■ **REQUIREMENT**:
Find the string "this" in the data, then copy every line where it is found.

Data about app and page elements
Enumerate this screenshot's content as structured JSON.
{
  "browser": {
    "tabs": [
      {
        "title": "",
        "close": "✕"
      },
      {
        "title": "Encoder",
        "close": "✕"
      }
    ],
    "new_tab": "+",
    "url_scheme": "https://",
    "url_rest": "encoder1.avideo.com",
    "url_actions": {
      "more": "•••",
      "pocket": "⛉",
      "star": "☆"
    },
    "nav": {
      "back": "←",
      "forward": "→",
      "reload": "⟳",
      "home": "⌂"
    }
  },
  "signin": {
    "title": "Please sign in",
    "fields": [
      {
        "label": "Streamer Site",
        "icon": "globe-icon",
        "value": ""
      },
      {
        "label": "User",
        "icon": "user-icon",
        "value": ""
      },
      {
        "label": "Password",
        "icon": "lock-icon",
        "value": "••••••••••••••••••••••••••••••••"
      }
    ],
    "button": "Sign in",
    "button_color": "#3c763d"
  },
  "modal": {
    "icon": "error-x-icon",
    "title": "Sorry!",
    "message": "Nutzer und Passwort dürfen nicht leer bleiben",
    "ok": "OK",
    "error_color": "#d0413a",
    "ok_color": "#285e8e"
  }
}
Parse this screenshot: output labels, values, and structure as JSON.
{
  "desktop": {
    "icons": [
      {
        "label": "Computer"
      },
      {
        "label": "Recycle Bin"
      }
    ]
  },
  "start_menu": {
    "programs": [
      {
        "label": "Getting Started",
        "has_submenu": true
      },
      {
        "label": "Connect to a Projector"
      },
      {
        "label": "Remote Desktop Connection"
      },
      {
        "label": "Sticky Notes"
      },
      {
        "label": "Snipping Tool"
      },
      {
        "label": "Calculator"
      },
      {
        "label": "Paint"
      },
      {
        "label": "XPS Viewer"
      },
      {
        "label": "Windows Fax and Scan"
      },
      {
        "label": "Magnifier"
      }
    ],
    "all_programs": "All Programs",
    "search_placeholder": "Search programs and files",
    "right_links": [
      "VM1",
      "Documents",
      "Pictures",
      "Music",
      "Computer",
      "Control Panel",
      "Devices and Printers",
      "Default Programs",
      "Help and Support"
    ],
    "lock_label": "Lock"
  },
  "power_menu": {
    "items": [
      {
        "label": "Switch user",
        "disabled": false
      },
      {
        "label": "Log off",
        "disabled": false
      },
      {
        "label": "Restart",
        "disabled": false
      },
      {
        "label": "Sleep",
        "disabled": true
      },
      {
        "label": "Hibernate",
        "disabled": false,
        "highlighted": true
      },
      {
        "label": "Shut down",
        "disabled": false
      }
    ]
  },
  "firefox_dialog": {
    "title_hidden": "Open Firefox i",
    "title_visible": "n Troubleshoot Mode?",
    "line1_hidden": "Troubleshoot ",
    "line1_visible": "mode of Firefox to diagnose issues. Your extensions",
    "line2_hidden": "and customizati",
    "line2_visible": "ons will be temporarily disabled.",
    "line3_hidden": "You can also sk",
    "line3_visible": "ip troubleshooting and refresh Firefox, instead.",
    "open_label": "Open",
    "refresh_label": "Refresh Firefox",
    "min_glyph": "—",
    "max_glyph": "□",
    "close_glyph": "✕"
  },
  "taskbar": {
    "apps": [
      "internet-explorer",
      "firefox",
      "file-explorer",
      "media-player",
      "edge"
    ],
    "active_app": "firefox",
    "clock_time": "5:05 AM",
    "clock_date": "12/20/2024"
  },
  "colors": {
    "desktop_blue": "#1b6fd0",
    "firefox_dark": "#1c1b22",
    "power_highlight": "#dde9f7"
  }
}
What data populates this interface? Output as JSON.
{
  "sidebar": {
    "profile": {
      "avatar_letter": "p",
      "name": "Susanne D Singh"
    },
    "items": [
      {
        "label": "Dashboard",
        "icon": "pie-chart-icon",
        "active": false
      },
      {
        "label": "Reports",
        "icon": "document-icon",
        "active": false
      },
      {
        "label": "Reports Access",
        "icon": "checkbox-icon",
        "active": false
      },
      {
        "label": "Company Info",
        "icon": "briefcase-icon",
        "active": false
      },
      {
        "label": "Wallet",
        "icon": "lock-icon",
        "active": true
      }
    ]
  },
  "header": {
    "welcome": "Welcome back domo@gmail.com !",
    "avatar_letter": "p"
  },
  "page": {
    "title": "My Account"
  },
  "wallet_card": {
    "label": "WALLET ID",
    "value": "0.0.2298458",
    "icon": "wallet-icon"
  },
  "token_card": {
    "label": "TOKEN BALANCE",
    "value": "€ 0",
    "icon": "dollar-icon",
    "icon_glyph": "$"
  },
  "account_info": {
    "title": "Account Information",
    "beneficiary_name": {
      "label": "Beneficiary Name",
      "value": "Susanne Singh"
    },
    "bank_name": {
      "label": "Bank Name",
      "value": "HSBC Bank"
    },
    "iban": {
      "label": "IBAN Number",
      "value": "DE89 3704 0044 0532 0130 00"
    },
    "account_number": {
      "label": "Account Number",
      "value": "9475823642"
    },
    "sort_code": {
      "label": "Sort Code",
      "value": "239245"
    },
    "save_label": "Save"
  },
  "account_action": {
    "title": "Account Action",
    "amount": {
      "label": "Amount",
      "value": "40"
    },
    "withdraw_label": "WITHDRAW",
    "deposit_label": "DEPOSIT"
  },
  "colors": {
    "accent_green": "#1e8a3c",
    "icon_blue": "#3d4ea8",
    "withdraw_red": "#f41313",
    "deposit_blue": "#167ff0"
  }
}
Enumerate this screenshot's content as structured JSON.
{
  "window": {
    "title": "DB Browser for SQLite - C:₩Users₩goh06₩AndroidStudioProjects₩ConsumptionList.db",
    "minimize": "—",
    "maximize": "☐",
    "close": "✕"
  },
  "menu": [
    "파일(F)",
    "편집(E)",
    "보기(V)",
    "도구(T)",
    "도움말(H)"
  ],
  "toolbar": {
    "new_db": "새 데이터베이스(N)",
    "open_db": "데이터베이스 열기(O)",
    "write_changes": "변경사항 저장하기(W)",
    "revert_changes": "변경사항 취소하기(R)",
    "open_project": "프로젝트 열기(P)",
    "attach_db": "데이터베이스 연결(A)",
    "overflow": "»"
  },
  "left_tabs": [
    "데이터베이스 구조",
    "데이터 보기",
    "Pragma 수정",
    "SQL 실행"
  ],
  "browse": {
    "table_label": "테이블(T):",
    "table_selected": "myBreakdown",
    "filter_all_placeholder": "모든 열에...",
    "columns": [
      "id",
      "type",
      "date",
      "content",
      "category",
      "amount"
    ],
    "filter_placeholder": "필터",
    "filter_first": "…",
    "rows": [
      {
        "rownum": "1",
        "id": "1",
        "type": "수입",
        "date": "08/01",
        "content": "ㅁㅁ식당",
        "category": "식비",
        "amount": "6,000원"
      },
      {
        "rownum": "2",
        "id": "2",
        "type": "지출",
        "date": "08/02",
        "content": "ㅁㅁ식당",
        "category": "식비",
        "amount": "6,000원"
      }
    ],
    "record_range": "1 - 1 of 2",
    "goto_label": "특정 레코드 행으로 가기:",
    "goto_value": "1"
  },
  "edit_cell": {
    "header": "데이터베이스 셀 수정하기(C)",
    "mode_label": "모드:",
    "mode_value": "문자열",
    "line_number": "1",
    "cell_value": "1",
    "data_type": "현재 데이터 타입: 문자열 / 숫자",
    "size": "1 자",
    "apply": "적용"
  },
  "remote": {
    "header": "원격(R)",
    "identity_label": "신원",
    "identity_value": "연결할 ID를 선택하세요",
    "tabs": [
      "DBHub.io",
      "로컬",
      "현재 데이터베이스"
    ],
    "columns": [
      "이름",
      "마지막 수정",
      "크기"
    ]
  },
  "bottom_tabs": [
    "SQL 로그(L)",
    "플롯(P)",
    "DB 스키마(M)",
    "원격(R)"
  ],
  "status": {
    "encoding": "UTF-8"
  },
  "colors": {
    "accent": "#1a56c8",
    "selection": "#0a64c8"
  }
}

■ **EXERCISE RESULT**:
Enumerate this screenshot's content as structured JSON.
Parse this screenshot: output labels, values, and structure as JSON.
What data populates this interface? Output as JSON.
Enumerate this screenshot's content as structured JSON.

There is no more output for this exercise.